The two main characters, though, are Elodie Winslow and Birdy. Elodie is the modern day character. She is about to get married, and her life is fine, but there is a certain unnamed discontent. She should be ecstatic about planning her wedding, but she keeps putting it off. When she discovers a picture of a mysterious woman at work (she works in the archives for a company), she is fascinated and starts trying to determine her history, leading to a summer in the 1860s with artists, a mysterious disappearance and a robbed family heirloom.
Birdy, the young woman from the picture, was part of the artists retreat that summer, and she was the muse of the artist and house owner, Edward Radcliffe. There are flashbacks to Birdy’s life, and she is very easy to like, making the reader wonder what really happened that night. There is simply no way the public record of what happened aligns with the Birdy the reader knows.

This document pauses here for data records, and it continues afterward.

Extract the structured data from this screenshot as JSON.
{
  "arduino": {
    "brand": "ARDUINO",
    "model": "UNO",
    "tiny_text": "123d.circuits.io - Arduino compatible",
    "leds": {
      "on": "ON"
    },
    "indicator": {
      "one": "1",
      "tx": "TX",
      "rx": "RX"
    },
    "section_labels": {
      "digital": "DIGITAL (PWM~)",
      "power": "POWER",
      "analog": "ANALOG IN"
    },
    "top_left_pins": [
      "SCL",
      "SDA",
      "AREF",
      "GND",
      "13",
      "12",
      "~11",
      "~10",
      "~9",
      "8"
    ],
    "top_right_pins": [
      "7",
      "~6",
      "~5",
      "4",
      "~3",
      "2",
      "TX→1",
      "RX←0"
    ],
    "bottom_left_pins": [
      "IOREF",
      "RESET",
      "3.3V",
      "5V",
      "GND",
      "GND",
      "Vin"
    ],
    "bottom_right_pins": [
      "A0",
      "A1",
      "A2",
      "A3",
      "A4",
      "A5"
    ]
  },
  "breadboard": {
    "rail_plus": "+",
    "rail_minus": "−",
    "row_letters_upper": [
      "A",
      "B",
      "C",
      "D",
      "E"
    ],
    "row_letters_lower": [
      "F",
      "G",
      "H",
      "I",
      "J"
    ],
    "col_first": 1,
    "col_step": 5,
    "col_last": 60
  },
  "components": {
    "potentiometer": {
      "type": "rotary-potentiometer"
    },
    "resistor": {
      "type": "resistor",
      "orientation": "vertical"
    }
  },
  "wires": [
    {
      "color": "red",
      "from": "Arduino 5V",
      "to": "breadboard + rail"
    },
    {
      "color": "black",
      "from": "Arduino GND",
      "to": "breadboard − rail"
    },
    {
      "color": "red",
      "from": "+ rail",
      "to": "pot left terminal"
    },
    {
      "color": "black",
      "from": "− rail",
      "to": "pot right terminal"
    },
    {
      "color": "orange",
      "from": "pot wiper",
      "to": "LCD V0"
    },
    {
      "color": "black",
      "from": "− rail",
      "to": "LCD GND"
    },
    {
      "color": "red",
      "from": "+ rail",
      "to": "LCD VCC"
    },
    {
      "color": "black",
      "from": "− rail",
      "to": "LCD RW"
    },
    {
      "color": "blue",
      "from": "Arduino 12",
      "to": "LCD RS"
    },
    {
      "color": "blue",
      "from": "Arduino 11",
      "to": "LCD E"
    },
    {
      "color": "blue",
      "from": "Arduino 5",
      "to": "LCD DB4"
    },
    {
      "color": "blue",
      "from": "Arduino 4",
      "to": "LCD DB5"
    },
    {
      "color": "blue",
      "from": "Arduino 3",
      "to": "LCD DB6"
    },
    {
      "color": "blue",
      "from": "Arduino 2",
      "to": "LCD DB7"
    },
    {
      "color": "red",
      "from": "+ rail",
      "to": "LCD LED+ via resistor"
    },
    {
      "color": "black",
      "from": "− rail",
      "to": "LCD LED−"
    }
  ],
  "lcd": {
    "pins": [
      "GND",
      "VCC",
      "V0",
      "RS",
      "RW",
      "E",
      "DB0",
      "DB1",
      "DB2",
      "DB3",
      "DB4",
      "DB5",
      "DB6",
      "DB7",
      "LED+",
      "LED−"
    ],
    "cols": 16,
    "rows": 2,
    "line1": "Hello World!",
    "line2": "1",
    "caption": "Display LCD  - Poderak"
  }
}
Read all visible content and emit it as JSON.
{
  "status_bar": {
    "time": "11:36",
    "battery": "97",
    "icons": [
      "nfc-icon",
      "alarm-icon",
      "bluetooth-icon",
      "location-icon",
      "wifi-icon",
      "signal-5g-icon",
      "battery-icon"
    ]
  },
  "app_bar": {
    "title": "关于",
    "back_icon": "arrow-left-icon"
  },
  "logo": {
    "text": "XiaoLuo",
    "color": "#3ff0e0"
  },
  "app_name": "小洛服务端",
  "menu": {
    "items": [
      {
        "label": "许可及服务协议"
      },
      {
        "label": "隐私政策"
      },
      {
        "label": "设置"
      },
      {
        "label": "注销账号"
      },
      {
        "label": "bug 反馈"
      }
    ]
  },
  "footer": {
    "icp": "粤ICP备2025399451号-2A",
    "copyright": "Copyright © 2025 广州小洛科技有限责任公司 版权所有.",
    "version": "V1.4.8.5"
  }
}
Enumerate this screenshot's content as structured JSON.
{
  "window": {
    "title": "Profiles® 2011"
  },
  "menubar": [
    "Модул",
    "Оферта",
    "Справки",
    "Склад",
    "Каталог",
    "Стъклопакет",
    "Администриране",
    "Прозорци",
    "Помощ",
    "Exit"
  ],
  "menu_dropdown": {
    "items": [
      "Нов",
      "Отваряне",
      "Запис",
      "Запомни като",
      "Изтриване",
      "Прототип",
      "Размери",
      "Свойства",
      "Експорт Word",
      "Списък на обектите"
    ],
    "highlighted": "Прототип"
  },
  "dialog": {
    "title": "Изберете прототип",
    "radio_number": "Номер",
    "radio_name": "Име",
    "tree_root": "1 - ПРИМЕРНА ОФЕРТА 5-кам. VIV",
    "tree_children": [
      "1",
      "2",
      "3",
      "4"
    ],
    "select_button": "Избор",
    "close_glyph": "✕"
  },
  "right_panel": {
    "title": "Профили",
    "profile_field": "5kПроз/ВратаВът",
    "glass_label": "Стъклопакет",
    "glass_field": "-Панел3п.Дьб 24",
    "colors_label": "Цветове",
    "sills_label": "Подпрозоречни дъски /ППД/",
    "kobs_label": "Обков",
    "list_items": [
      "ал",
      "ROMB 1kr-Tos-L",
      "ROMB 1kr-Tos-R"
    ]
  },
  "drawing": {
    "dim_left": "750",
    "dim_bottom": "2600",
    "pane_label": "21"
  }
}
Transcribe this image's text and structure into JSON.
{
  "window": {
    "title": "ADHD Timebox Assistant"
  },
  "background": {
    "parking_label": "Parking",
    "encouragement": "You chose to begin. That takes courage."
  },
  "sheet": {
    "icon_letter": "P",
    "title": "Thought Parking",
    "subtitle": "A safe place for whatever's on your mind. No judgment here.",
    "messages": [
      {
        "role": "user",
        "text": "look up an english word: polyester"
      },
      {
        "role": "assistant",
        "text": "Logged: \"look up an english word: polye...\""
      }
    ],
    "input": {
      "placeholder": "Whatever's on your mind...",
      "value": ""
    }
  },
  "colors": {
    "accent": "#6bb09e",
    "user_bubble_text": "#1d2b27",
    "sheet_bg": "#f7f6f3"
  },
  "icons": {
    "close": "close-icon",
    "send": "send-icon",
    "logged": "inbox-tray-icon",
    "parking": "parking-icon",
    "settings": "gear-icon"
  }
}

And that is the one other main difference between this and other Morton novels – this is a ghost story. Morton writes amazing Gothic stories, but she has never ventured into the supernatural part. As a ghost, Birdy is more of an observer rather than someone that is part of the story, but I enjoyed having her voice throughout.
Still, it took me a bit to get into this one, and I think it was because it wasn’t quite what I was expecting from a normal Morton novel given that the flashbacks covered more time periods than normal. Overall, I still enjoyed it, but it did take me a bit longer to get into given the slight subversion of expectations.